- WHAT THE TASK REQUIRES: Give the data again in full, exactly as written below.
EXTRACTED RECORDS START
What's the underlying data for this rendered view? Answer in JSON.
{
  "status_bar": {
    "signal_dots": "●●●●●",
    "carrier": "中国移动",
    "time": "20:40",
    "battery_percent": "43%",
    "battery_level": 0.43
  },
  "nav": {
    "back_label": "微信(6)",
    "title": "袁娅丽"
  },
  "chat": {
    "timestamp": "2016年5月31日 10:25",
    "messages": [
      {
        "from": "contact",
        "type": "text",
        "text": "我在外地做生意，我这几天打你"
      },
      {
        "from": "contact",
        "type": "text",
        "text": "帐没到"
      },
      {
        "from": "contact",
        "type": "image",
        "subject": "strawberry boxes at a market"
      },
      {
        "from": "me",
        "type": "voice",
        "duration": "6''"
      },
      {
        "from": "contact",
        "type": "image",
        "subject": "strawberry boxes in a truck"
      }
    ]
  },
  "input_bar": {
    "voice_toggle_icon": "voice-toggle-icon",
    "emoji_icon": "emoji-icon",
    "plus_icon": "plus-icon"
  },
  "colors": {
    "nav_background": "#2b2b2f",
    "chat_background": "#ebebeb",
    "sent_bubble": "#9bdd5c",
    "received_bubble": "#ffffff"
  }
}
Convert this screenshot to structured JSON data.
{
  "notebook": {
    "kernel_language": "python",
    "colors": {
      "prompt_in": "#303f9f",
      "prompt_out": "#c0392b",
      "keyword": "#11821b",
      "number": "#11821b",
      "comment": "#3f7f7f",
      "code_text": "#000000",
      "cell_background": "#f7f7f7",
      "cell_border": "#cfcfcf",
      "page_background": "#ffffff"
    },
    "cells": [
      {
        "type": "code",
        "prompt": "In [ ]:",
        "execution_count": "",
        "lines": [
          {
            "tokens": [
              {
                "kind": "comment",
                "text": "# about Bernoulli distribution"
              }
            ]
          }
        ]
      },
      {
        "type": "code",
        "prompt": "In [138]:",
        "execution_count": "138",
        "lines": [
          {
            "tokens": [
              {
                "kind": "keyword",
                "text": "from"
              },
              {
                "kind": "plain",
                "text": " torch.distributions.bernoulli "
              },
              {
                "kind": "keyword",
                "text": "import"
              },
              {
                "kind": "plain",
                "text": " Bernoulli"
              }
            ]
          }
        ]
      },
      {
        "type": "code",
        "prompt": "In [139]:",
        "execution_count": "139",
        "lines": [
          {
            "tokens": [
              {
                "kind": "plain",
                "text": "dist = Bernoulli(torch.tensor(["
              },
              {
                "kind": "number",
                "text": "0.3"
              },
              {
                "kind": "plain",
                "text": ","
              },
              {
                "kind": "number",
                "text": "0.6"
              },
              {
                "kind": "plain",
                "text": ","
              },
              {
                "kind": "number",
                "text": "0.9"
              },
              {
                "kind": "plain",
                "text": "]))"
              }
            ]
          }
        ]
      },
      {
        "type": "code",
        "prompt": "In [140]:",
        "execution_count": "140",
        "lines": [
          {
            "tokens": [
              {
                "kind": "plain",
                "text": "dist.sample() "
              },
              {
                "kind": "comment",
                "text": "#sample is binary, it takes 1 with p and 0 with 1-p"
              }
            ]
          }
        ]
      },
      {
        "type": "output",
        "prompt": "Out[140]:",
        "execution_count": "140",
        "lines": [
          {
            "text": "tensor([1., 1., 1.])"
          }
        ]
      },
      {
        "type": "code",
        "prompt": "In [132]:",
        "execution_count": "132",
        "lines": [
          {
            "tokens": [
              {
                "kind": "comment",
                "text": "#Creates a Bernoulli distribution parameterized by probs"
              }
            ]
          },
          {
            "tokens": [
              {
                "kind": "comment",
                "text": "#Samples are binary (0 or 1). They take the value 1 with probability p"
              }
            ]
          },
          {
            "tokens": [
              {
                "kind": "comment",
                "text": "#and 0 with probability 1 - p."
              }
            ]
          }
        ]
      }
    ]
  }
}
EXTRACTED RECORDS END
- SOLUTION FOR THIS EXERCISE:
What's the underlying data for this rendered view? Answer in JSON.
{
  "status_bar": {
    "signal_dots": "●●●●●",
    "carrier": "中国移动",
    "time": "20:40",
    "battery_percent": "43%",
    "battery_level": 0.43
  },
  "nav": {
    "back_label": "微信(6)",
    "title": "袁娅丽"
  },
  "chat": {
    "timestamp": "2016年5月31日 10:25",
    "messages": [
      {
        "from": "contact",
        "type": "text",
        "text": "我在外地做生意，我这几天打你"
      },
      {
        "from": "contact",
        "type": "text",
        "text": "帐没到"
      },
      {
        "from": "contact",
        "type": "image",
        "subject": "strawberry boxes at a market"
      },
      {
        "from": "me",
        "type": "voice",
        "duration": "6''"
      },
      {
        "from": "contact",
        "type": "image",
        "subject": "strawberry boxes in a truck"
      }
    ]
  },
  "input_bar": {
    "voice_toggle_icon": "voice-toggle-icon",
    "emoji_icon": "emoji-icon",
    "plus_icon": "plus-icon"
  },
  "colors": {
    "nav_background": "#2b2b2f",
    "chat_background": "#ebebeb",
    "sent_bubble": "#9bdd5c",
    "received_bubble": "#ffffff"
  }
}
Convert this screenshot to structured JSON data.
{
  "notebook": {
    "kernel_language": "python",
    "colors": {
      "prompt_in": "#303f9f",
      "prompt_out": "#c0392b",
      "keyword": "#11821b",
      "number": "#11821b",
      "comment": "#3f7f7f",
      "code_text": "#000000",
      "cell_background": "#f7f7f7",
      "cell_border": "#cfcfcf",
      "page_background": "#ffffff"
    },
    "cells": [
      {
        "type": "code",
        "prompt": "In [ ]:",
        "execution_count": "",
        "lines": [
          {
            "tokens": [
              {
                "kind": "comment",
                "text": "# about Bernoulli distribution"
              }
            ]
          }
        ]
      },
      {
        "type": "code",
        "prompt": "In [138]:",
        "execution_count": "138",
        "lines": [
          {
            "tokens": [
              {
                "kind": "keyword",
                "text": "from"
              },
              {
                "kind": "plain",
                "text": " torch.distributions.bernoulli "
              },
              {
                "kind": "keyword",
                "text": "import"
              },
              {
                "kind": "plain",
                "text": " Bernoulli"
              }
            ]
          }
        ]
      },
      {
        "type": "code",
        "prompt": "In [139]:",
        "execution_count": "139",
        "lines": [
          {
            "tokens": [
              {
                "kind": "plain",
                "text": "dist = Bernoulli(torch.tensor(["
              },
              {
                "kind": "number",
                "text": "0.3"
              },
              {
                "kind": "plain",
                "text": ","
              },
              {
                "kind": "number",
                "text": "0.6"
              },
              {
                "kind": "plain",
                "text": ","
              },
              {
                "kind": "number",
                "text": "0.9"
              },
              {
                "kind": "plain",
                "text": "]))"
              }
            ]
          }
        ]
      },
      {
        "type": "code",
        "prompt": "In [140]:",
        "execution_count": "140",
        "lines": [
          {
            "tokens": [
              {
                "kind": "plain",
                "text": "dist.sample() "
              },
              {
                "kind": "comment",
                "text": "#sample is binary, it takes 1 with p and 0 with 1-p"
              }
            ]
          }
        ]
      },
      {
        "type": "output",
        "prompt": "Out[140]:",
        "execution_count": "140",
        "lines": [
          {
            "text": "tensor([1., 1., 1.])"
          }
        ]
      },
      {
        "type": "code",
        "prompt": "In [132]:",
        "execution_count": "132",
        "lines": [
          {
            "tokens": [
              {
                "kind": "comment",
                "text": "#Creates a Bernoulli distribution parameterized by probs"
              }
            ]
          },
          {
            "tokens": [
              {
                "kind": "comment",
                "text": "#Samples are binary (0 or 1). They take the value 1 with probability p"
              }
            ]
          },
          {
            "tokens": [
              {
                "kind": "comment",
                "text": "#and 0 with probability 1 - p."
              }
            ]
          }
        ]
      }
    ]
  }
}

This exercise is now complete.